Potential is the best summation of this one. Like 5G above, I wanted to put it on the list when it debuted but didn’t have the room for it. This time around I’m glad because these reads so well collected like this. Our story, is that of first contact with Aliens. Though this is quite the social commentary as these guys are here on BUSINESS. Just like BIG CORP/BIG BUSINESS/BIG INDUSTRY does in society today, we’ve got a sleazeball up front and center acting like nothing is going wrong … and then down playing the hell out of things. He’s being quite obtuse about the fact that this giant gas (our water) station of a space port that the aliens came to Earth to negotiate, isn’t secure. Aliens aren’t following protocol (imagine that) and there have been consequences world wide. It is a direct reflection of how things have gone for forever in real life. While there’s a story being set up between our two main characters (officers in the Earth Security Agency) I’m more interested in the much bigger expanse that has been slow roasted in this first arc.

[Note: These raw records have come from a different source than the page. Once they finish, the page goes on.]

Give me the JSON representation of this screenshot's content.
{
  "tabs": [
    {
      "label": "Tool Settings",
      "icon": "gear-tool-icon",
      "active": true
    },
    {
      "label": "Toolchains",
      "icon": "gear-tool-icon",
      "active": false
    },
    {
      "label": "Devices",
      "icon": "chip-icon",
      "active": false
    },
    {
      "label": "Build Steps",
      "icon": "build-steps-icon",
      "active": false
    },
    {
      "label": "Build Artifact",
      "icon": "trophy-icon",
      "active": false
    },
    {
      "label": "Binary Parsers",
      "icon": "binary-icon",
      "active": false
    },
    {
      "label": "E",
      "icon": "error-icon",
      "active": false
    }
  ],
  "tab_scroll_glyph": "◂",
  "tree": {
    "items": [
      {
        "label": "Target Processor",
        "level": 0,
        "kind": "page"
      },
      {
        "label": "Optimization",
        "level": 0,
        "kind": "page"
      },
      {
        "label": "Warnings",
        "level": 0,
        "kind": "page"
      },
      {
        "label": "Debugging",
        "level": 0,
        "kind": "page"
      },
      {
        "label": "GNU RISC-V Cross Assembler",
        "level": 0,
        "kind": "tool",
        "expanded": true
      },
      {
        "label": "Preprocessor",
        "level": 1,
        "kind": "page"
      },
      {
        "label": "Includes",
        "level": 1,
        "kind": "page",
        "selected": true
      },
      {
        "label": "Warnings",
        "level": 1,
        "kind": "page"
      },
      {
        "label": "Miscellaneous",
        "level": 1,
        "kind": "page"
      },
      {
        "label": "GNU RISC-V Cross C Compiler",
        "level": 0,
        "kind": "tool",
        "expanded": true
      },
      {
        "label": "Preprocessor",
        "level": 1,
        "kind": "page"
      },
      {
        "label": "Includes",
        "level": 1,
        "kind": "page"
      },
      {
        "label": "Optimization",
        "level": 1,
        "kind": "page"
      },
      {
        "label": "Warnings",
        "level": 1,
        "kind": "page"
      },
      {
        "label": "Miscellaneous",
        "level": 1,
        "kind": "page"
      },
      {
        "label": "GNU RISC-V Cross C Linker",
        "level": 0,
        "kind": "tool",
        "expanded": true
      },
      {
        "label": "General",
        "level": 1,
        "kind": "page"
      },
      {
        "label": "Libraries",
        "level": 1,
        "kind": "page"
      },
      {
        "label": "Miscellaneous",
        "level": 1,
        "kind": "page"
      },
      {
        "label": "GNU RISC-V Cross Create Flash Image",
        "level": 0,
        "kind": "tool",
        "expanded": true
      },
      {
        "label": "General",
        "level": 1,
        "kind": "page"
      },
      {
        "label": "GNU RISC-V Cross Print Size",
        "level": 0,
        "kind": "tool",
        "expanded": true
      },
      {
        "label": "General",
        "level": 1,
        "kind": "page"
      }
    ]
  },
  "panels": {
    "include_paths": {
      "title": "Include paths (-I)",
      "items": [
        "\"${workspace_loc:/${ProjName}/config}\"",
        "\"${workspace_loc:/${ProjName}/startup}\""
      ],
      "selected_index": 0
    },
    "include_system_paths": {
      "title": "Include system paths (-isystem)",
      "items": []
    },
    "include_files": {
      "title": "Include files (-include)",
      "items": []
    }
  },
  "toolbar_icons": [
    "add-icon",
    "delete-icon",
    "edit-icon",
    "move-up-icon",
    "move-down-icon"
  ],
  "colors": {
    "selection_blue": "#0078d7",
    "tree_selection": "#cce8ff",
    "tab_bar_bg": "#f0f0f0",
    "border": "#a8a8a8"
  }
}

Where this thing COULD go is why I’m into it. The potential here is pretty astounding. The approach is a new take on bringing Aliens and humans into the fold together. It is a fresher take on social commentary. There’s plenty of room left to flesh out the actual human elements of our main characters, but I’m looking past that as I’m hoping that the book jumps head first into everything else that could be going on. The sleazeball in charge of the port either knows something, is part of something, or is covering up something bigger. Whatever it is I’ll be checking it out and hopefully Zack Kaplan is able to start delving into the bigger picture.
An event, “The Midnight” sends the world crashing down. It’s just apocalyptic at this point as we’re three hundred years down the road and our main character has a device that can make things work again (very similar to Revolution tv show). Paradiso itself is a living? city that is an alleged haven for people … but what I’ve gathered from the first VOL is that it maybe isn’t all it’s cracked up to be. Clearly, this is an involved and deep story. There is a whole hell of a lot going on. This is a GRAND idea. I just don’t get it, I guess … I’m not really sure. I mean it seems simple enough but as I said, there’s A LOT going on. Who exactly resides where? How is the city living? The girl and the big dude with tubes? The “guardians?” What is this dead zone around the city? What the hell happened in the first place?
I WANT to like this. The artwork is perfect for detailing and highlighting the absolute grandiose prose that is being attempted here. The sheer grittiness comes through delightfully but I just don’t know what I’m reading in parts of it. I’m certainly not discouraging anyone from picking this up. For the visuals alone you’ll be glad you did. Ultimately this falls into the “too much at once” pitfall for me.